Modern metals: Aluminium

Metals: Pioneering Materials

Aluminium is one of the most abundant elements on the planet, making up around 8% of the Earth’s crust. Although it is one of the most widely used metals in the world, it took centuries for scientists to isolate the naturally occurring aluminium compounds found in rocks, clay and soil.

This changed in the late 1820s when the first lumps of aluminium in the form we know it now were produced by heating potassium amalgam with aluminium. Its production, however, was still far too expensive and was used only as a luxury metal. With a cost higher than gold, members of high society
would display aluminium items to impress their guests.
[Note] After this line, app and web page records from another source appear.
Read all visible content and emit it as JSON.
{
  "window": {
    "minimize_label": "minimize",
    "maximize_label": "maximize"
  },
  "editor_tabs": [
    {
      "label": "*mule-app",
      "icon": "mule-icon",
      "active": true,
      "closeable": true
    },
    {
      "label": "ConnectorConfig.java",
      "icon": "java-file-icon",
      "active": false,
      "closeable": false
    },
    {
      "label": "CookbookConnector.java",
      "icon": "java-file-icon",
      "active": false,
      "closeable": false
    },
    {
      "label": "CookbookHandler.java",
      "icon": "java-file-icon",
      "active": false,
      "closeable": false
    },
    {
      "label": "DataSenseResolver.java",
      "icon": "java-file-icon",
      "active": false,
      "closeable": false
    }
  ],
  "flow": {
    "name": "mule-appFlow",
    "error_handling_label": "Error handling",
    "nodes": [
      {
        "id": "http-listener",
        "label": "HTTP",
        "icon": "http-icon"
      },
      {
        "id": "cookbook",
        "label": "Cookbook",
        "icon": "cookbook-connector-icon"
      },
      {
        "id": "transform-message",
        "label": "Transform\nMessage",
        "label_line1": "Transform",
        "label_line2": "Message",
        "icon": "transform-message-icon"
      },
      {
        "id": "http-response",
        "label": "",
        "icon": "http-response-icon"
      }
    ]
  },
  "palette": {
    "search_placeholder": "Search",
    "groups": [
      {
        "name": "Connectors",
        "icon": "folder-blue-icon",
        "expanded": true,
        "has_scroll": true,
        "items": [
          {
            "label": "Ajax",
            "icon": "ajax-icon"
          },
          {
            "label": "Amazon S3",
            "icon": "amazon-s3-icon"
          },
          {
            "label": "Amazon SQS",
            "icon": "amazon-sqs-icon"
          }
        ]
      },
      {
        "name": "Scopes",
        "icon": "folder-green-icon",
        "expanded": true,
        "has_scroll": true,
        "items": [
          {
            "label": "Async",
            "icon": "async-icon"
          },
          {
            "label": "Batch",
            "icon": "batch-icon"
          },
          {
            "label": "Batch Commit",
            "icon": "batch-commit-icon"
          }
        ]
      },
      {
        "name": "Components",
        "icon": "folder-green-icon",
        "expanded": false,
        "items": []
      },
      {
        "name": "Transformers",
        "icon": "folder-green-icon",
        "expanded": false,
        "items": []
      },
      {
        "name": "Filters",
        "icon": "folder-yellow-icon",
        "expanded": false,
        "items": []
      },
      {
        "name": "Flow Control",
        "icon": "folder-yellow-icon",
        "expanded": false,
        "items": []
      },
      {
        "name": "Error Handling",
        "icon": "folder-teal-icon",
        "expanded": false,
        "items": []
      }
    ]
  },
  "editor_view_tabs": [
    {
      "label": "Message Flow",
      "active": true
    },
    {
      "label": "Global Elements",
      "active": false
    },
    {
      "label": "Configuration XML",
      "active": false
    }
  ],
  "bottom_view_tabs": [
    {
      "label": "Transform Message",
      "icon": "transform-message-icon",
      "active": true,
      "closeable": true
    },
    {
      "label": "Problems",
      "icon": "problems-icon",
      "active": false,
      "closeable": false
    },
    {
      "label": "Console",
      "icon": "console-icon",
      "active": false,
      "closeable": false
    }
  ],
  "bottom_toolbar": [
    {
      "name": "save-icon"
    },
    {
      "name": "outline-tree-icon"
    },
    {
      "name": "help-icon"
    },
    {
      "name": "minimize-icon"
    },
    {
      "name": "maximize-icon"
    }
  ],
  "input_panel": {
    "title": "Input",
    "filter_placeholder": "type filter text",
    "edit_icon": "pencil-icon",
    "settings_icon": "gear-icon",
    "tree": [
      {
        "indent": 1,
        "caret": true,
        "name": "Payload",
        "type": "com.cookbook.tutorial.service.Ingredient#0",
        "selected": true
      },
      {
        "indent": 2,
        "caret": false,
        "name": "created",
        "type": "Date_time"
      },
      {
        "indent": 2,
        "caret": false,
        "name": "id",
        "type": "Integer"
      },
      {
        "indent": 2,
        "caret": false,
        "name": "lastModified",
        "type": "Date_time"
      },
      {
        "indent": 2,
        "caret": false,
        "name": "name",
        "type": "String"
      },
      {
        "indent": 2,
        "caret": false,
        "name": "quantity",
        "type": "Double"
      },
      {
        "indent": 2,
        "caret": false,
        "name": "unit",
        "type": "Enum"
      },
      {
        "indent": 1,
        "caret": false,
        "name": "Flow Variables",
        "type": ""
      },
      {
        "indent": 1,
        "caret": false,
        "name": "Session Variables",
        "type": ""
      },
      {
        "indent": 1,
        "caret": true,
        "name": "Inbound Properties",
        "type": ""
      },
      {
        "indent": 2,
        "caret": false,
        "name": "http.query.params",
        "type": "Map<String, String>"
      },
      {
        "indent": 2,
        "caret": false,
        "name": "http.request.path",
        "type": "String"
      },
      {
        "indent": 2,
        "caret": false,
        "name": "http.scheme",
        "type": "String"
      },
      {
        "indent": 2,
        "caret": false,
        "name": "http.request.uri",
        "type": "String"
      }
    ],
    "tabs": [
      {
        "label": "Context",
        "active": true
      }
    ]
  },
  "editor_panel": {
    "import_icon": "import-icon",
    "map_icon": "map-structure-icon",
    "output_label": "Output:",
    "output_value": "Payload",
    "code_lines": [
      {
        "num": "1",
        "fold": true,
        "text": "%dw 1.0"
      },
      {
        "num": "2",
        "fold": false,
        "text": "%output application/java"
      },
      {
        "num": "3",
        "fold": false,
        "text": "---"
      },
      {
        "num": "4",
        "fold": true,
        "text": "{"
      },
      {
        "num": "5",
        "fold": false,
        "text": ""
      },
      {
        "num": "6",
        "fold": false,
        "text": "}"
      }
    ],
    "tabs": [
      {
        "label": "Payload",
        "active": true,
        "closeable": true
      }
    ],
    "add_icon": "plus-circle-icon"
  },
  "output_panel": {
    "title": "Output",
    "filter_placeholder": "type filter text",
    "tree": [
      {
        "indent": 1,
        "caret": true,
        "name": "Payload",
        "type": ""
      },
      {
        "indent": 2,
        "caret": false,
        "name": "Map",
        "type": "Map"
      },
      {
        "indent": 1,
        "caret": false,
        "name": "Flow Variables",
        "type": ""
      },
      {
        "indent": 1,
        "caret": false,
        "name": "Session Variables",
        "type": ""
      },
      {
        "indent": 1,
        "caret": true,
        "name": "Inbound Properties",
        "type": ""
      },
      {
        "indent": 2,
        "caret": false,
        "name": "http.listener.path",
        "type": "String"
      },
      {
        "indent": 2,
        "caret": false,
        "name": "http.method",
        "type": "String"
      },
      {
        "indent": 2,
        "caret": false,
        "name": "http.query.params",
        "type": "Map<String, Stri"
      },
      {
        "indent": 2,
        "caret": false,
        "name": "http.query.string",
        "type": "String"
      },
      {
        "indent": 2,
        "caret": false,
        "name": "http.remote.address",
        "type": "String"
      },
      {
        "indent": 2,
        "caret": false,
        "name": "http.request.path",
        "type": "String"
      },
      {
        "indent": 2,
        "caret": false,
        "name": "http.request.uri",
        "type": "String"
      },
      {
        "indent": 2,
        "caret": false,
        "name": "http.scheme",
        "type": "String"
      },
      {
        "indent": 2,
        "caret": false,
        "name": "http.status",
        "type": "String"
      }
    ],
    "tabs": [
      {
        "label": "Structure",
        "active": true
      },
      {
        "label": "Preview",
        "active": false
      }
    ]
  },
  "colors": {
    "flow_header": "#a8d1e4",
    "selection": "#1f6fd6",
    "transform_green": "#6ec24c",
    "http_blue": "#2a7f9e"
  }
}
Aluminium sheets are used to manufacture a vast
range of products we use each day

Commercial production of aluminium at scale was only made possible by the discovery of the Hall-Héroult process in 1886. This uses an electrical current to cause a chemical reaction which releases aluminium from its ore. With the widespread adoption of electricity during the 1900s, aluminium became cheaper to extract and this previously exclusive luxury metal became the most widely used non-ferrous1 metal in the world.

The invention of the microscope helped us understand the properties of this ‘new’ metal. It was observed to be lightweight, strong, malleable, conductive2, and resistant to corrosion. These properties make it ideal for a wide range of applications from cookware to food packaging, electronic goods, vehicles, aircraft and even spaceships. Aluminium was the lightweight, corrosion resistant metal that many important technologies had been waiting for!


1. Non-ferrous metals are metals or alloys that do not contain iron in appreciable amounts.
2. Conductivity is a measure of the ability of a material to transmit heat, electricity, or sound.